Contractor (December 2015) Concrete Apprentice of the Year

01 Dec 2015

Rob Gaimster
Cement & Concrete Association of New Zealand (CCANZ)

Industry awards have become de rigueur over recent decades as a way to recognize and honour individuals who, or companies that, have made a significant contribution to their field of endeavour.

And rightly so, as awards offer an opportunity to raise profile and make people feel that their work is valued, while the presentation ceremony itself is a chance for celebration and reflection.  Recognition also helps motivate people.


Across a two-year timeframe the wider concrete industry celebrates its own success in terms of ready mixed concrete, finishing and placing, engineering and architectural feats, as well as its contribution to a sustainable built environment.

In doing so we shine the light on a wide range of professionals, including concrete technicians, mix designers, operational staff and placers, as well as builders, architects and engineers.

Yet there is one group we have tended to neglect in terms of recognition – namely our people in training.


Although we place a premium on knowledge and experience, and recognise the value of existing expertise, we also realise that our workforce is ageing.

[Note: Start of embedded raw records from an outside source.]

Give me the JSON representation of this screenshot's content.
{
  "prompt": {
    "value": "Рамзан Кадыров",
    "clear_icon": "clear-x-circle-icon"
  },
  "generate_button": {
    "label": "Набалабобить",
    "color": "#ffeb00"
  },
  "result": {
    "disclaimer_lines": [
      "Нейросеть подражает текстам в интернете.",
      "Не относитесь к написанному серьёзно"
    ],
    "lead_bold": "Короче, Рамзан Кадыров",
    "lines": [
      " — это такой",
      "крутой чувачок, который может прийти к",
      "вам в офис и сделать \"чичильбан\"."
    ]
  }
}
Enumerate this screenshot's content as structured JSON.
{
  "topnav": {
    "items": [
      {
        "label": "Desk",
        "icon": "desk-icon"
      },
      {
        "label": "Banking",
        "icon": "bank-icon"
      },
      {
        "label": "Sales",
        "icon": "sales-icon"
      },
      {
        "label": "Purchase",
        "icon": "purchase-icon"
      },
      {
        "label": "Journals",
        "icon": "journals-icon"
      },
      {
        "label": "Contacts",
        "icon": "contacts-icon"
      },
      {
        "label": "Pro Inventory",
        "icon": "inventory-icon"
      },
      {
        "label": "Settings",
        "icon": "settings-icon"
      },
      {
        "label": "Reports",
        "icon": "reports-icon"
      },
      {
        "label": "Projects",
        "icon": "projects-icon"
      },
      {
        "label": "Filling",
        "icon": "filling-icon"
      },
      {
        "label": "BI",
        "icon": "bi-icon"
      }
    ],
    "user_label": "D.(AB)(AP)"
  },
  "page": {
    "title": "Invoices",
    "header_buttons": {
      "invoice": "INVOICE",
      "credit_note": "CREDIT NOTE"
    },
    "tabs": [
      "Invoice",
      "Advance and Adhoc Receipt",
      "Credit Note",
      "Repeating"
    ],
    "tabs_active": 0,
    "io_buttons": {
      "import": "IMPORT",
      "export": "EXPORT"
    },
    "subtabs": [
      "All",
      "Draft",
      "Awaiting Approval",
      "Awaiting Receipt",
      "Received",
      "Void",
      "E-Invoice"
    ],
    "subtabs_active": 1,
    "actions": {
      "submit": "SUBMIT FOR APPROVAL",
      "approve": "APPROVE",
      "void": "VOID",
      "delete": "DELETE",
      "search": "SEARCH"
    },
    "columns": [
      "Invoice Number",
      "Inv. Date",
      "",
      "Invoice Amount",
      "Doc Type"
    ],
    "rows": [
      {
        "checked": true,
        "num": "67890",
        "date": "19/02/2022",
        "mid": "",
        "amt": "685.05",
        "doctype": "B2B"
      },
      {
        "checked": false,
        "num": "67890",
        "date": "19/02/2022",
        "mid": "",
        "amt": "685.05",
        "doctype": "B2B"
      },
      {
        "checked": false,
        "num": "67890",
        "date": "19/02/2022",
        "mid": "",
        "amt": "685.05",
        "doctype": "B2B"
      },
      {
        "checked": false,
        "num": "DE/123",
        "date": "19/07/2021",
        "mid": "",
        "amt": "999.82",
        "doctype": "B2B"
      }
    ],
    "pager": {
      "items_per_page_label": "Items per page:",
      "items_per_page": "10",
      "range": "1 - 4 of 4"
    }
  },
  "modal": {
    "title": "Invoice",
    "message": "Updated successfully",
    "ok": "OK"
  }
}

There is a strong argument for training based on the proposition that human capability is both a key asset and a critical risk for firms across the spectrum.

A priority for the wider concrete industry is therefore to train well and train appropriately in order to secure strong future prospects.

Trainees need not necessarily be young people, but rather those who have a desire to expand their skill set and become qualified professionals.

Having said that however, it is important to understand ‘Generation Y’ (15-35 year olds) as they will make up a significant proportion of the workforce by 2025.

Young workers need a reason to stay which is greater than that to leave.  Apprenticeships and mentoring can help greatly in this regard.


Everybody was young once and many of us were apprentices – someone provided the opportunity to gain trade skills.

To make sure the industry has enough qualified professionals to be sustainable; skilled and willing employers need to help shape the next generation.

Training others is also a good way to keep abreast of the latest industry developments and meet others in the industry.


While our industry is busy promoting the importance of training, we should take time to acknowledge the effort of current apprentices as well as the support offered by their employers.

To this end, the Cement and Concrete Association of New Zealand (CCANZ) in association with the Building and Construction Industry Training Organisation (BCITO), has recently announced that the inaugural Concrete Apprentice of the Year Award will be presented at the October 2016 New Zealand Concrete conference in Auckland.

The Award will be open to all trainees enrolled in Level 3 and 4 BCITIO concrete qualifications, including:

  • Precast Concrete
  • Concrete Production
  • Product Manufacture: Pipe
  • Product Manufacture: Masonry Product
  • Construction: Sawing & Drilling
  • Construction: Placing & Finishing
  • Concrete Construction

As the hard skills across these qualifications are reasonably distinct, wider personal attributes will also be considered as another set of criteria.

The supportive employer of the winning trainee will similarly be acknowledged, and therefore share in the triumph.

CCANZ looks forward to working with the BCITO over the coming months to identify the “best-of-the-best” in terms of concrete industry trainees, and sharing their success at next year’s Conference in the form of the Concrete Apprentice of the Year Award.


Industry outlay in training provides the basis for enhanced performance, to the benefit of all.

Not to do so would place customer relations at risk, and be expensive in terms of churn, recruitment, re-training and possible rework.

The development of this Award is testament to our industry’s ongoing commitment to training and the understanding that investment in our workforce today will yield valuable outcomes tomorrow.

Article appeared in Contractor magazine.